After such a delightful show KPeth and I popped across the street to a quaint little pub called the Crown to kill a bit of time before our respective dinner dates. Had a pint of cider and discussed our impending travels to Norway, Iceland and back to Canada. Absolutely can’t wait to set sail – with a bit of luck, we will see the Northern Lights too, which would just be the icing on the cake.

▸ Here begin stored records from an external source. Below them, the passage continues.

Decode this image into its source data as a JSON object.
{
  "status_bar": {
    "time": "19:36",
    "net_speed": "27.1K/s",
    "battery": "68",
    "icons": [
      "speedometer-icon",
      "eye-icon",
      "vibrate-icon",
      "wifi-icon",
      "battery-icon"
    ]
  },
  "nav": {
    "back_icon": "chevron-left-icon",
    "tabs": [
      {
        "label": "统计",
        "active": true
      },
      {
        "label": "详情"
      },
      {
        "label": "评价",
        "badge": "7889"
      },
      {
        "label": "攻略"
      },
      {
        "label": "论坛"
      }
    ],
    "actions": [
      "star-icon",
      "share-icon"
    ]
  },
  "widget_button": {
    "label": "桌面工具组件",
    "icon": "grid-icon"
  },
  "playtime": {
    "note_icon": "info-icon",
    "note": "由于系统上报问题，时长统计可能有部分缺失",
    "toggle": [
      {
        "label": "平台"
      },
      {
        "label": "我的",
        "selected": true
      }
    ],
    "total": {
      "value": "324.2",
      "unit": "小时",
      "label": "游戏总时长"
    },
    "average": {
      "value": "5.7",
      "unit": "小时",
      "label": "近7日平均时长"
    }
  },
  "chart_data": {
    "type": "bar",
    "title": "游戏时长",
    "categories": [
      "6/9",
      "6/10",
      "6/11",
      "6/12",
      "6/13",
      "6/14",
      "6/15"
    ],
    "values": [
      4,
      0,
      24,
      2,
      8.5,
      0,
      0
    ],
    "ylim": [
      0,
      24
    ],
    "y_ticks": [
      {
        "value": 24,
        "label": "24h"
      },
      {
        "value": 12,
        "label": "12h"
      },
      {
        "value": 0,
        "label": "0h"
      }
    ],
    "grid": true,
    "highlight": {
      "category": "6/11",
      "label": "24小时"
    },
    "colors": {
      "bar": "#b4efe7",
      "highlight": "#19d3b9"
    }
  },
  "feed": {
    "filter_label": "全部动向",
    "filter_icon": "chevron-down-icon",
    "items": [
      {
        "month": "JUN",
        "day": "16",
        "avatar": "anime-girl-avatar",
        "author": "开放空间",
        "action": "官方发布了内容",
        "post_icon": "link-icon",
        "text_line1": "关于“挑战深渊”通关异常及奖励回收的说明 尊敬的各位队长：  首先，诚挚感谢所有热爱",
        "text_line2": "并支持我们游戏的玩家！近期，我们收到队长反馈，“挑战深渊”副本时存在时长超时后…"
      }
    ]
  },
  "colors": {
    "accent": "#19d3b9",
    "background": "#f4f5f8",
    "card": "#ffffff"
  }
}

After that I made my way to Cosmoba – a fabulous Italian restaurant recommend by Stephola in the Russell Square/Holbourn area – via a wrong turn out of the tube station yet again! I am all turned around at the moment, twice today I have stuck off walking about a kilometer and a half in the wrong direction only to disheartenedly discover I should have gone right instead of left on coming out of the Tube! It’s very strange not having been here for so long – many things look so familiar and yet entirely different at the same time… so I think I am on the right track and then discovering – err… not so much. 🙂 Cosmoba was quite a lovely little Italian place and I had a delightful meal with the MusicMan. We discussed politics, travel, food, relationships, you name it – it feels like we’ve been friends for years… a very odd and yet lovely feeling. After dinner we stopped by the Princess Louise for a pint – chosen by the MusicMan for it’s fabulous historical cred as a gin palace and it’s amazing decorative arts interior. Such an amazing little pub. I forgot to take some photos so had to find some as it is difficult to desribe. The establishment is a labyrinth of etched glass and dark timber with high solid bars and tempting beverages on tap, the design motifs scattered throughout the decor keep the eye busy, and there are pommegranates, acorns, oak leaves, and greek inspirted cornice and roses and ribbons and so much to look at… it’s busy and a little overwhelming, but somehow cosy and wonderful – I think I have just found my favourite London drinking establishment.